9.2.3 Creating and Starting a Container


The procedure in this section uses the LXC template script for Oracle Linux (lxc-oracle), which is located in /usr/share/lxc/templates.

An Oracle Linux container requires a minimum of 400 MB of disk space.

To create and start a container:

  1. Create an Oracle Linux 6 container named ol6ctr1 using the lxc-oracle template script.

    [root@host ~]# lxc-create -n ol6ctr1 -B btrfs -t oracle -- --release=6.latest
    lxc-create: No config file specified, using the default config /etc/lxc/default.conf
    Host is OracleServer 6.4
    Create configuration file /container/ol6ctr1/config
    Downloading release 6.latest for x86_64
      yum-metadata-parser.x86_64 0:1.1.2-16.el6                                     
      zlib.x86_64 0:1.2.3-29.el6                                                    

    For LXC version 1.0 and later, you must specify the -B btrfs option if you want to use the snapshot features of btrfs. For more information, see the lxc-create(1) manual page.

    The lxc-create command runs the template script lxc-oracle to create the container in /container/ol6ctr1 with the btrfs subvolume /container/ol6ctr1/rootfs as its root file system. The command then uses yum to install the latest available update of Oracle Linux 6 from Oracle Public Yum. It also writes the container's configuration settings to the file /container/ol6ctr1/config and its fstab file to /container/ol6ctr1/fstab. The default log file for the container is /container/ol6ctr1/ol6ctr1.log.

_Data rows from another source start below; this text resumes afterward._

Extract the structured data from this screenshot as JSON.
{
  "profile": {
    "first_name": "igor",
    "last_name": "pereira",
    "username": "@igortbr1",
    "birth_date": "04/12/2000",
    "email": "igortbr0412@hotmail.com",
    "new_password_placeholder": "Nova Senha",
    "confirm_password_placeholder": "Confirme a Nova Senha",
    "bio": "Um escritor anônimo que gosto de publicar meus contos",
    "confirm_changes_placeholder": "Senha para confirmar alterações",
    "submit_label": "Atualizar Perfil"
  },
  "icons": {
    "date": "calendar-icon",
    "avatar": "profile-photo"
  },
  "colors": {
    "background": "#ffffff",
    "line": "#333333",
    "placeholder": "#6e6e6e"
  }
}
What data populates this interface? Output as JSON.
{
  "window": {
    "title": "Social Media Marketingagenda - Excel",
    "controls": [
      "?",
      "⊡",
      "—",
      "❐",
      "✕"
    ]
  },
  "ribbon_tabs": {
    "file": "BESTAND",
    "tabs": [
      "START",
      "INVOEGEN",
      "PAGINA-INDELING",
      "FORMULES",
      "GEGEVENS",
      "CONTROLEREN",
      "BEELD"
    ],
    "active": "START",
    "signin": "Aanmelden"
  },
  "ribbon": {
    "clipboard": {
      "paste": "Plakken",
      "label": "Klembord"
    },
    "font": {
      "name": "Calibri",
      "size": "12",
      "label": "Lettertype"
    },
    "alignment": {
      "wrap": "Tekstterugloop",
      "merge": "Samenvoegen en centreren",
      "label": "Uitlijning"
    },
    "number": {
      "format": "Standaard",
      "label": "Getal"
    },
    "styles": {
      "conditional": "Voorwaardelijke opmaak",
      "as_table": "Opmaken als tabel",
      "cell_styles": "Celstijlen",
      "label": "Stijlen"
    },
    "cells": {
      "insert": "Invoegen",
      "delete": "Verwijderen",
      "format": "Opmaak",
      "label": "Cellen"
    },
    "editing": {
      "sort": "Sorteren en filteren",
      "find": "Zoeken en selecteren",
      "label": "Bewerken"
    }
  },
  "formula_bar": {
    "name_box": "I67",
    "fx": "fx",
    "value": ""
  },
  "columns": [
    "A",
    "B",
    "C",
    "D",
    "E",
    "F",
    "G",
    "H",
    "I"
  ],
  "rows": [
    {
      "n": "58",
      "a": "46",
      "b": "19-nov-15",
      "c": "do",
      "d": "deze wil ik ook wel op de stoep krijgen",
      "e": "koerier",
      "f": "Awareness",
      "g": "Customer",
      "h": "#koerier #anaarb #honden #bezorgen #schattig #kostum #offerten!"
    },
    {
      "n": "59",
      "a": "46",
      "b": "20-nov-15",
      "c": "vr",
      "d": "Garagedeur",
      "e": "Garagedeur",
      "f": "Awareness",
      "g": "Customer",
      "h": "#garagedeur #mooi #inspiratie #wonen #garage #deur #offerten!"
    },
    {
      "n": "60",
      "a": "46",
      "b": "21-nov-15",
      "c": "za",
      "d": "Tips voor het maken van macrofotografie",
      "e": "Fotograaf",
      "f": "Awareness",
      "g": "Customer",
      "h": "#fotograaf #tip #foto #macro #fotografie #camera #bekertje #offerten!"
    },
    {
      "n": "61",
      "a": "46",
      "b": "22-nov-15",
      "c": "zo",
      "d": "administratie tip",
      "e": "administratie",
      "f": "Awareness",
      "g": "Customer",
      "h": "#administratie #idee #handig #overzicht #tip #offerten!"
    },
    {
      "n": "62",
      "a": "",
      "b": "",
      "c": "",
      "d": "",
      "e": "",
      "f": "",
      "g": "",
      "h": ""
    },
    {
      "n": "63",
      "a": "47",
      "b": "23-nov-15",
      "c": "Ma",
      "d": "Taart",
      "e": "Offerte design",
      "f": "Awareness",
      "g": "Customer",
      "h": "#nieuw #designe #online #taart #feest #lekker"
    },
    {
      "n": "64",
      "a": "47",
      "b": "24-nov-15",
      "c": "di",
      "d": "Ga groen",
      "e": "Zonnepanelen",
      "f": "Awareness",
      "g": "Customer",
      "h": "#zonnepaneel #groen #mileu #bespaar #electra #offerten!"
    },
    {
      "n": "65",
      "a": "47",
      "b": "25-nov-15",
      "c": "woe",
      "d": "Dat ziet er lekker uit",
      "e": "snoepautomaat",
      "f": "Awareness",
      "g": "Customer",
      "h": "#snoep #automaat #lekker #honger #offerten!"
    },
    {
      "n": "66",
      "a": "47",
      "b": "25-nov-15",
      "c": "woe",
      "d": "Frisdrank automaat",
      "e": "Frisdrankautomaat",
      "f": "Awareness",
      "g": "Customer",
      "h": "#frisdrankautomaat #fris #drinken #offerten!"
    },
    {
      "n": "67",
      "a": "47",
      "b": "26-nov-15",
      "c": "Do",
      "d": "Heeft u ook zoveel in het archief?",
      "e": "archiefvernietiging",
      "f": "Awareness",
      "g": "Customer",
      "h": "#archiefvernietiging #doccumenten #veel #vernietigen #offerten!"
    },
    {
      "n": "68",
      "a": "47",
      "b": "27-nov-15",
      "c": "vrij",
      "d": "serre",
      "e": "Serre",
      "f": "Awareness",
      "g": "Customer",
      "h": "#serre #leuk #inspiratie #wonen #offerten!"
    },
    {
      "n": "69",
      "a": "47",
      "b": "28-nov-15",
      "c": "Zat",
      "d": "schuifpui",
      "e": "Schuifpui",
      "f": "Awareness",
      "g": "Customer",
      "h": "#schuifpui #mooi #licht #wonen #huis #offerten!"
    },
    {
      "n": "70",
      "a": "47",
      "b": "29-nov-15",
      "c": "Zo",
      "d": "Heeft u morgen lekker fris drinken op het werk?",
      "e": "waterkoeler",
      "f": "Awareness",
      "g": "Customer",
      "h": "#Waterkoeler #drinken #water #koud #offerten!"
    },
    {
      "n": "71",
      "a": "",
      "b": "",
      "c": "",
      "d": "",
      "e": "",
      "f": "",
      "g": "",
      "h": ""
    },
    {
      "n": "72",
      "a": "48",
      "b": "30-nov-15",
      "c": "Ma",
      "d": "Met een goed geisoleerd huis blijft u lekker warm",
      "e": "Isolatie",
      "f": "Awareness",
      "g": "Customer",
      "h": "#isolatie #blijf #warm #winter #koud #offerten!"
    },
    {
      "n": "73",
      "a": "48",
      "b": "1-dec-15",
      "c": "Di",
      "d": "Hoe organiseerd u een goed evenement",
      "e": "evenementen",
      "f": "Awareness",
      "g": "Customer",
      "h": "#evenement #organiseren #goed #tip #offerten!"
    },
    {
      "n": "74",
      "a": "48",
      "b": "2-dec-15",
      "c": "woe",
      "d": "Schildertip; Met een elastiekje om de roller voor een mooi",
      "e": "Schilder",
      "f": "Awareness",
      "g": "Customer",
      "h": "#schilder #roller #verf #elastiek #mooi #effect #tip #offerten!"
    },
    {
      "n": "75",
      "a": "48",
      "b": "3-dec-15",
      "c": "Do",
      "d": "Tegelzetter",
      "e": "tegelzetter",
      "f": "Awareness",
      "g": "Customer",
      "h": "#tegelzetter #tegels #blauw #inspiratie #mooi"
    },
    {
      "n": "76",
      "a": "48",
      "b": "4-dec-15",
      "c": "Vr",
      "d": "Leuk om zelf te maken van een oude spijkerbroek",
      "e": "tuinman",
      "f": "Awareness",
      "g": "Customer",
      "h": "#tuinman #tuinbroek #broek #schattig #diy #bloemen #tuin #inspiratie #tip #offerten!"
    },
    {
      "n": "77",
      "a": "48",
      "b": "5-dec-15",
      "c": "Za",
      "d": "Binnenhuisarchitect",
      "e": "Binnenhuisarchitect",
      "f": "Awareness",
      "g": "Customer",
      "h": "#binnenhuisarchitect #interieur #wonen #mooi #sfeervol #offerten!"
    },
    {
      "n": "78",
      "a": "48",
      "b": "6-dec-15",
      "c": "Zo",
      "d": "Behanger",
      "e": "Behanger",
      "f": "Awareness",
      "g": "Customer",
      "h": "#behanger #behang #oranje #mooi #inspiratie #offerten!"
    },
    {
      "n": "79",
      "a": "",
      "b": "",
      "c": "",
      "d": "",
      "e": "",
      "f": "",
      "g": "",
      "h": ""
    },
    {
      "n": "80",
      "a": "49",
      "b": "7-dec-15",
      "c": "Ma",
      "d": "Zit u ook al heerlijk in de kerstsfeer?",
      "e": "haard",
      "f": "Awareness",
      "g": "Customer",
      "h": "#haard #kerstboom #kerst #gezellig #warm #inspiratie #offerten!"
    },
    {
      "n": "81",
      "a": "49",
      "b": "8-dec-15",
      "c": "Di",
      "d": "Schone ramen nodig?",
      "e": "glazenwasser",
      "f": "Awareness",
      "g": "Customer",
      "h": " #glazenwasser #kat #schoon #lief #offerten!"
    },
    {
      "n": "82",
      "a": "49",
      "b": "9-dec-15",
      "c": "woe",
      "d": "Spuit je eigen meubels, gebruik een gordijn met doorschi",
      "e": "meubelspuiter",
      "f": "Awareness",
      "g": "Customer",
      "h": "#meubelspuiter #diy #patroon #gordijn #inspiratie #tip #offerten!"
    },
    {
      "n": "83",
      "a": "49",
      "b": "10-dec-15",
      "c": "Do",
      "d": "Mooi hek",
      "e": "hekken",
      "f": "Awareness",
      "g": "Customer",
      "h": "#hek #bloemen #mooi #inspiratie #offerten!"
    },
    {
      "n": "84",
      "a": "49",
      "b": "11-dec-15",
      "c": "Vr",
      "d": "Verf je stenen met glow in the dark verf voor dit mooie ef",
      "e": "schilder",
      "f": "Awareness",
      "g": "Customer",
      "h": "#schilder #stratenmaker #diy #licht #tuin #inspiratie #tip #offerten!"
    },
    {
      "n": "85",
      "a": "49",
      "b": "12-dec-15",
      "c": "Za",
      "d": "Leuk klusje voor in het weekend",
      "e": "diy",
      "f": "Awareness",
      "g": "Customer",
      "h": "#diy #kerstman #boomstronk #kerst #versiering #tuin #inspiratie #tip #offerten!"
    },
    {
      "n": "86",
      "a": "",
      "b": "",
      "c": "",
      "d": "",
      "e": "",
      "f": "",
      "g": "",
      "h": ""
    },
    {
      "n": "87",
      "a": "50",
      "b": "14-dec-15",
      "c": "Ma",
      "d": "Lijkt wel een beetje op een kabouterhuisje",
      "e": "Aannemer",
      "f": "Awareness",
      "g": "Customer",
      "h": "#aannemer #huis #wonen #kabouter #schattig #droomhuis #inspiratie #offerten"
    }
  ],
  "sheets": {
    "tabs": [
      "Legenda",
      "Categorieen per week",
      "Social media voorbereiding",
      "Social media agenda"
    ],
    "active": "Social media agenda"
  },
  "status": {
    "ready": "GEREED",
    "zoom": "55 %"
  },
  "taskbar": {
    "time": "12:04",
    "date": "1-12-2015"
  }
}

    You can specify the following template options after the -- option to lxc-create:

    -a | --arch=i386|x86_64

    Specifies the architecture. The default value is the architecture of the host.


    Specifies the file URI of a package repository. You must also use the --arch and --release options to specify the architecture and the release, for example:

    # mount -o loop OracleLinux-R7-GA-Everything-x86_64-dvd.iso /mnt
    # lxc-create -n ol70beta -B btrfs -t oracle -- -R 7.0 -a x86_64 \
    -P | --patch=path

    Patches the rootfs at the specified path.


    Allows you to adjust the values of certain kernel parameters under the /proc hierarchy.

    The container uses a privilege configuration file, which mounts /proc read-only with some exceptions. See Section 9.9, “Configuring Kernel Parameter Settings for Oracle Linux Containers”.

    This option also enables the CAP_SYS_NICE capability, which allows you to set negative nice values (that is, more favored for scheduling) for processes from within the container.

    -R | --release=major.minor

    Specifies the major release number and minor update number of the Oracle release to install. The value of major can be set to 4, 5, 6, or 7. If you specify latest for minor, the latest available release packages for the major release are installed. If the host is running Oracle Linux, the default release is the same as the release installed on the host. Otherwise, the default release is the latest update of Oracle Linux 6.

    -r | --rpms=rpm_name

    Installs the specified RPM in the container.

    -t | --templatefs=rootfs

    Specifies the path to the root file system of an existing system, container, or Oracle VM template that you want to copy. Do not specify this option with any other template option. See Section 9.4, “Creating Additional Containers”.

    -u | --url=repo_URL

    Specifies a yum repository other than Oracle Public Yum. For example, you might want to perform the installation from a local yum server. The repository file in configured in /etc/yum.repos.d in the container's root file system. The default URL is http://public-yum.oracle.com.

  2. If you want to create additional copies of the container in its initial state, create a snapshot of the container's root file system, for example:

    # btrfs subvolume snapshot /container/ol6ctr1/rootfs /container/ol6ctr1/rootfs_snap

    See Chapter 5, The Btrfs File System and Section 9.4, “Creating Additional Containers”.

  3. Start the container ol6ctr1 as a daemon that writes its diagnostic output to a log file other than the default log file.

    [root@host ~]# lxc-start -n ol6ctr1 -d -o /container/ol6ctr1_debug.log -l DEBUG

    If you omit the -d option, the container's console opens in the current shell.

    The following logging levels are available: FATAL, CRIT, WARN, ERROR, NOTICE, INFO, and DEBUG. You can set a logging level for all lxc-* commands.

    If you run the ps -ef --forest command on the host system and the process tree below the lxc-start process shows that the /usr/sbin/sshd and /sbin/mingetty processes have started in the container, you can log in to the container from the host. See Section 9.3, “Logging in to Containers”.